**WHAT TO WORK ON:**
Print all the entries verbatim.

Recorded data
# # # # #
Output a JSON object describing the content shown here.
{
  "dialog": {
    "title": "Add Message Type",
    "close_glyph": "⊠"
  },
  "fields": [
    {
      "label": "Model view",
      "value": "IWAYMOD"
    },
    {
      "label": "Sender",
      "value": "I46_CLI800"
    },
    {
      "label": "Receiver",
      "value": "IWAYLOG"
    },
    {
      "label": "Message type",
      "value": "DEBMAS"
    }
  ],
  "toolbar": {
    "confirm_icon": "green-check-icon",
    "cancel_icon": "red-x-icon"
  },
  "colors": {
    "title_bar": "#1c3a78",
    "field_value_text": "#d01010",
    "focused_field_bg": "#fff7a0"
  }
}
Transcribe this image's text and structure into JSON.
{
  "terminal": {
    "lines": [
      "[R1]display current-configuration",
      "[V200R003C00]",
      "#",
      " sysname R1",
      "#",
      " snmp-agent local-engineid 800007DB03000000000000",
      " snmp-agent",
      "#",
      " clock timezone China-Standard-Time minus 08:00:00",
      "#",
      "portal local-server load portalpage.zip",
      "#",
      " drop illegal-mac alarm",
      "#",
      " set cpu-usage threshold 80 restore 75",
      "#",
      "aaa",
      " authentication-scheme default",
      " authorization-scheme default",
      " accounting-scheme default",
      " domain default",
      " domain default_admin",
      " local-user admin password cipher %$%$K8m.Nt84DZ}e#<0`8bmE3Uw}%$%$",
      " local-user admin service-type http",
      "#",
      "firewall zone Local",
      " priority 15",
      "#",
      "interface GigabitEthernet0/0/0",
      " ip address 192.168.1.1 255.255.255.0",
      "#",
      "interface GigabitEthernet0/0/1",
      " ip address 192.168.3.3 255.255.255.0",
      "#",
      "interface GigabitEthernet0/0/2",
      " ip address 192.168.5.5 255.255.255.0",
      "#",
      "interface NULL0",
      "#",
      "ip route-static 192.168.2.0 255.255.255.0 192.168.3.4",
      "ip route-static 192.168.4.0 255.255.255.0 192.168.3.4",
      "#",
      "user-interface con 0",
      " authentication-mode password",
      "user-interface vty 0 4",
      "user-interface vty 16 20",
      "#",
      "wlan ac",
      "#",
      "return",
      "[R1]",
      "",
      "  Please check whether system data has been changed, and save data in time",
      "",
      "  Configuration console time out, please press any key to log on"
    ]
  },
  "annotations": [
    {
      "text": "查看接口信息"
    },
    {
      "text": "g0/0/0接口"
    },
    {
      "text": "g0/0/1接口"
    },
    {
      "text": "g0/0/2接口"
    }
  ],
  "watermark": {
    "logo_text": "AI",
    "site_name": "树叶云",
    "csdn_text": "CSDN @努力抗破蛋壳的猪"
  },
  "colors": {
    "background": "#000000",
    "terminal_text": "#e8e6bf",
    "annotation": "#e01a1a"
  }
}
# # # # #
**WORKED SOLUTION:**
Output a JSON object describing the content shown here.
{
  "dialog": {
    "title": "Add Message Type",
    "close_glyph": "⊠"
  },
  "fields": [
    {
      "label": "Model view",
      "value": "IWAYMOD"
    },
    {
      "label": "Sender",
      "value": "I46_CLI800"
    },
    {
      "label": "Receiver",
      "value": "IWAYLOG"
    },
    {
      "label": "Message type",
      "value": "DEBMAS"
    }
  ],
  "toolbar": {
    "confirm_icon": "green-check-icon",
    "cancel_icon": "red-x-icon"
  },
  "colors": {
    "title_bar": "#1c3a78",
    "field_value_text": "#d01010",
    "focused_field_bg": "#fff7a0"
  }
}
Transcribe this image's text and structure into JSON.
{
  "terminal": {
    "lines": [
      "[R1]display current-configuration",
      "[V200R003C00]",
      "#",
      " sysname R1",
      "#",
      " snmp-agent local-engineid 800007DB03000000000000",
      " snmp-agent",
      "#",
      " clock timezone China-Standard-Time minus 08:00:00",
      "#",
      "portal local-server load portalpage.zip",
      "#",
      " drop illegal-mac alarm",
      "#",
      " set cpu-usage threshold 80 restore 75",
      "#",
      "aaa",
      " authentication-scheme default",
      " authorization-scheme default",
      " accounting-scheme default",
      " domain default",
      " domain default_admin",
      " local-user admin password cipher %$%$K8m.Nt84DZ}e#<0`8bmE3Uw}%$%$",
      " local-user admin service-type http",
      "#",
      "firewall zone Local",
      " priority 15",
      "#",
      "interface GigabitEthernet0/0/0",
      " ip address 192.168.1.1 255.255.255.0",
      "#",
      "interface GigabitEthernet0/0/1",
      " ip address 192.168.3.3 255.255.255.0",
      "#",
      "interface GigabitEthernet0/0/2",
      " ip address 192.168.5.5 255.255.255.0",
      "#",
      "interface NULL0",
      "#",
      "ip route-static 192.168.2.0 255.255.255.0 192.168.3.4",
      "ip route-static 192.168.4.0 255.255.255.0 192.168.3.4",
      "#",
      "user-interface con 0",
      " authentication-mode password",
      "user-interface vty 0 4",
      "user-interface vty 16 20",
      "#",
      "wlan ac",
      "#",
      "return",
      "[R1]",
      "",
      "  Please check whether system data has been changed, and save data in time",
      "",
      "  Configuration console time out, please press any key to log on"
    ]
  },
  "annotations": [
    {
      "text": "查看接口信息"
    },
    {
      "text": "g0/0/0接口"
    },
    {
      "text": "g0/0/1接口"
    },
    {
      "text": "g0/0/2接口"
    }
  ],
  "watermark": {
    "logo_text": "AI",
    "site_name": "树叶云",
    "csdn_text": "CSDN @努力抗破蛋壳的猪"
  },
  "colors": {
    "background": "#000000",
    "terminal_text": "#e8e6bf",
    "annotation": "#e01a1a"
  }
}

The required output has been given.